    • Finished the Storytelling Manual (5 speeches) at  Toastmasters 

    • Did decently well but plan to change the direction and get lot more focused.

    • Got 7hrs of sleep on an average through out the year (FitBit showed that I didn't get much sleep in the first 8 months and I caught up on the sleep in the last 4 months). 


    • Read at least 25 books this year.
    • I read a book a week on average in the last 4 months of the year. (Need to be consistently reading instead of reading just towards the end of the year

    • Wrote for 270 days of the year, writing at least 1000 - 2000 words per day.
    • Wrote consistently everyday starting from April.
    • Made some good progress on writing the memoir book, coming up with the manuscript. Yet to finish the editing and finalize the manuscript.

    Simple Living 
    • Donated most of my medals (almost 50+ medals) to a Kids Cancer hospital
    • Donated many of my clothes to St. Anthony's Diner
    While I like living simply and minimally, I also wanted to remind myself "I didn't run it for the medals". I wanted the medals to find a home where they will be cherished and be of much more value than lying in one corner of my apartment. I didn't want my accomplishments to get to my head and also wanted to remind myself "we come with nothing and we go with nothing but it is what we leave that matters". I am glad I donated all my medals to the children's hospital.

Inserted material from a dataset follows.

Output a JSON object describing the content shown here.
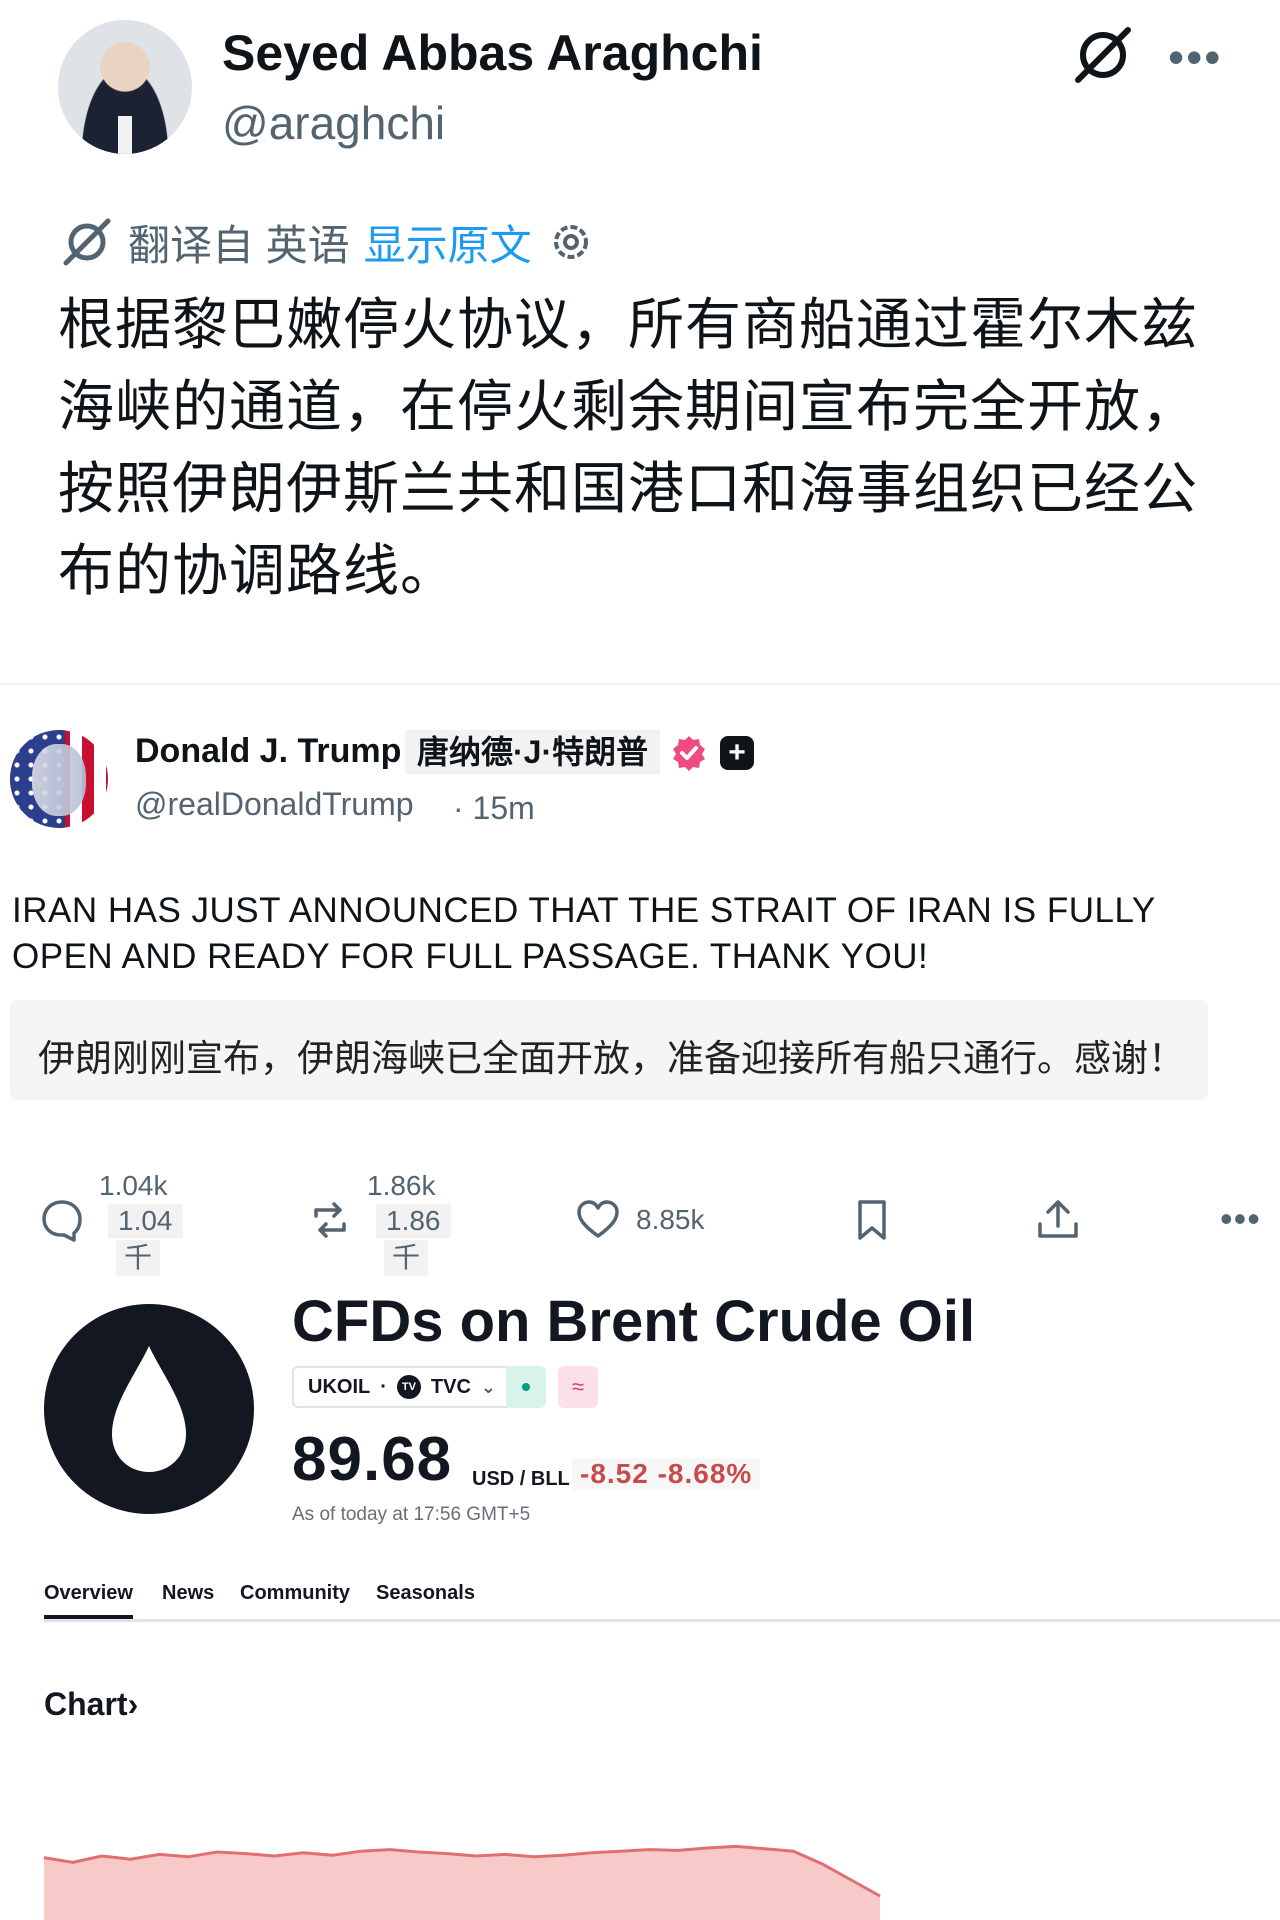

    Missed ...
    • on Summit goals, writing goals, few more adventure/fun trips,  relationship goals and creating additional value 

    Overall a focused year of getting things done. Had some really good accomplishments with running, decent accomplishments with traveling, reading, writing, public speaking, getting good sleep and eating decently well.  More importantly I was happy I didn't spend much time on the Internet, especially the Social Media and the messaging apps. I am happy for cutting down the distractions and getting focused.

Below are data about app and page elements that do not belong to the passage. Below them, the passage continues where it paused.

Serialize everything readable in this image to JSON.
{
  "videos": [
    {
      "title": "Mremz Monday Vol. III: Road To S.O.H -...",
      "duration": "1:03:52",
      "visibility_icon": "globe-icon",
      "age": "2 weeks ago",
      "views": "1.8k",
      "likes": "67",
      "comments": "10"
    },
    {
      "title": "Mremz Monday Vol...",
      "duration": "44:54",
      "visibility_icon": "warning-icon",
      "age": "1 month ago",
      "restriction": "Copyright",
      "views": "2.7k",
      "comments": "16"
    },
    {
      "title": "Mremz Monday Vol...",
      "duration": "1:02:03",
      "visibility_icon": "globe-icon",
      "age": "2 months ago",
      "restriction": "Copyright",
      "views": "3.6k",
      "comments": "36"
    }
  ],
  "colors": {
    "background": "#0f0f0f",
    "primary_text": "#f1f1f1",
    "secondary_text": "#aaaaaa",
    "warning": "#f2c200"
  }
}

    Looking forward to making 2018 much more focused with working on the goals daily, instead of just few weeks or months of the year. I am excited about the daily schedule and looking forward to see how diligently I can follow the schedule of living life and making a living.

    To 2018 - a year of focus and doing.